Although not the first, certainly the opener of the way was Walter Mosley. The debut of Easy Rawlins in Devil in a Blue Dress (1990) marked the beginning of the crossover era in which white readers didn't need to feel virtuously liberal for reading a black mystery writer; they could read it for the pure pleasure of reading an excellent novel about fascinating, original characters, bringing to the experience the same incentive they had had for years when reading books by white writers with white characters: entertainment. The books in the Rawlins series have gone on to enjoy tremendous success, both critically and with frequent appearances on the best-seller list. Mosley has indicated his intention to abandon the character, but his other work has also found a large readership, especially his mystery and crime fiction. After Mosley, readers discovered the work of such black writers as Barbara Neeley, Hugh Holton, Gar Anthony Haywood (whose first novels actually preceded those by Mosley), Paula L. Woods, Robert Greer, Gary Phillips, Eleanor Taylor Bland, and the British writer Mike Phillips, among others.
Many of the books and stories by contemporary black writers continue to examine the black experience in a society in which it remains a minority, focusing on the ways in which it is different and separate from its fellow citizens. In this collection, for instance, Rudolph Fisher's "John Archer's Nose" and Robert Greer's "Oprah's Song" could never be made into a film with white actors.

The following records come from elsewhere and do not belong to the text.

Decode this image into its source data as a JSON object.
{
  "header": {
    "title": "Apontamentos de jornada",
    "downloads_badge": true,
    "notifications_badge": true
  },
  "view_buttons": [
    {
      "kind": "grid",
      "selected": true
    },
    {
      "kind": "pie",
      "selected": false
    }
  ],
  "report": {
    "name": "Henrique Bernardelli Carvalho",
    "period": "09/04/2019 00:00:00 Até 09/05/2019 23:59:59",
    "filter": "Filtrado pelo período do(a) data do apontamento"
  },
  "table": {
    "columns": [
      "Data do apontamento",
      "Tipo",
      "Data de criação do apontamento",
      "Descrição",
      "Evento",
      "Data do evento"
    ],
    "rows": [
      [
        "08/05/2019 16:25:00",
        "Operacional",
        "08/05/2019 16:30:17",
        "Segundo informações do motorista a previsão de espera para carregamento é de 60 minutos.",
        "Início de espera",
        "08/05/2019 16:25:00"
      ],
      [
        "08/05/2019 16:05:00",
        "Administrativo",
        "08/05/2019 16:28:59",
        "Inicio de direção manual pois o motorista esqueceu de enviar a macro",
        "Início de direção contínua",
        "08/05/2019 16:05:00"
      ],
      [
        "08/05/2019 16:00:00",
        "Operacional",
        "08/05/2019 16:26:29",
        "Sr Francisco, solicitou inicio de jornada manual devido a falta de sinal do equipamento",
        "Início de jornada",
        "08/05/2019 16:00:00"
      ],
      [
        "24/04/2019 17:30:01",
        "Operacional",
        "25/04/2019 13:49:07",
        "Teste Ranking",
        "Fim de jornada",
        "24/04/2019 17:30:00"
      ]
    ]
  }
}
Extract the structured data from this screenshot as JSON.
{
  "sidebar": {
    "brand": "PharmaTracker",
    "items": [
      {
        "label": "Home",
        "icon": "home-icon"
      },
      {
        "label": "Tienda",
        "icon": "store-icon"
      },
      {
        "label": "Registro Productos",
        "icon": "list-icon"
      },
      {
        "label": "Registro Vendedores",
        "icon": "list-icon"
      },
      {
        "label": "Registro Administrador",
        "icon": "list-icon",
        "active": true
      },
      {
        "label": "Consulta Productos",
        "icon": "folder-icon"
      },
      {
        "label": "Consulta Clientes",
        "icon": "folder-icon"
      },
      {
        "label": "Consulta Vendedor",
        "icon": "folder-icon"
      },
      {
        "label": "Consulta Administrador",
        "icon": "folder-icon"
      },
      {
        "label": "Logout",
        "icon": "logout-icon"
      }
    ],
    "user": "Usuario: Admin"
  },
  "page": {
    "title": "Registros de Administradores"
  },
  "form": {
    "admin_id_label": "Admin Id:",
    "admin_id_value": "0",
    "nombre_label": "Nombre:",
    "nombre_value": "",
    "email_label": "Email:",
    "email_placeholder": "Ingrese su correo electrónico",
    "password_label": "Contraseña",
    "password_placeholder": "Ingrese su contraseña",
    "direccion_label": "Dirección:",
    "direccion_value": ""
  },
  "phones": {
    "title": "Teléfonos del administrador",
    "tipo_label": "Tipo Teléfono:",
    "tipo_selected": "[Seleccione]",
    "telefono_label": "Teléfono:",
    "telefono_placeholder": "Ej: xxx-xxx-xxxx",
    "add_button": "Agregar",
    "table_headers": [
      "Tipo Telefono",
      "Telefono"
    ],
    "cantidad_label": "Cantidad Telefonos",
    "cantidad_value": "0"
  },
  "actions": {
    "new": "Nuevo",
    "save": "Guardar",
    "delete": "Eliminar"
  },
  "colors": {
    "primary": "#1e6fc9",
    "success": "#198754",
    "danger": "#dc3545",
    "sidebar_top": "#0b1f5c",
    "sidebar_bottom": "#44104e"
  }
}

Others have little or no relation to race. The thieves in Gary Phillips's story "House of Tears" could just as easily be white and the story would be unchanged. The police in Paula L. Woods's story "I'll Be Doggone" could be Latin or Indian, black or white, and it wouldn't make a bit of difference. There is much to be said for a tale that emphasizes and highlights the colorful differences between one group and another. There is an equally valid point to telling a story in which differences between people vanish, or at least have little significance. Ultimately, what should matter is whether the story is a good one. On the pages that follow, you will find stories that transcend race and genre to fulfill their primary purpose-to inform and entertain.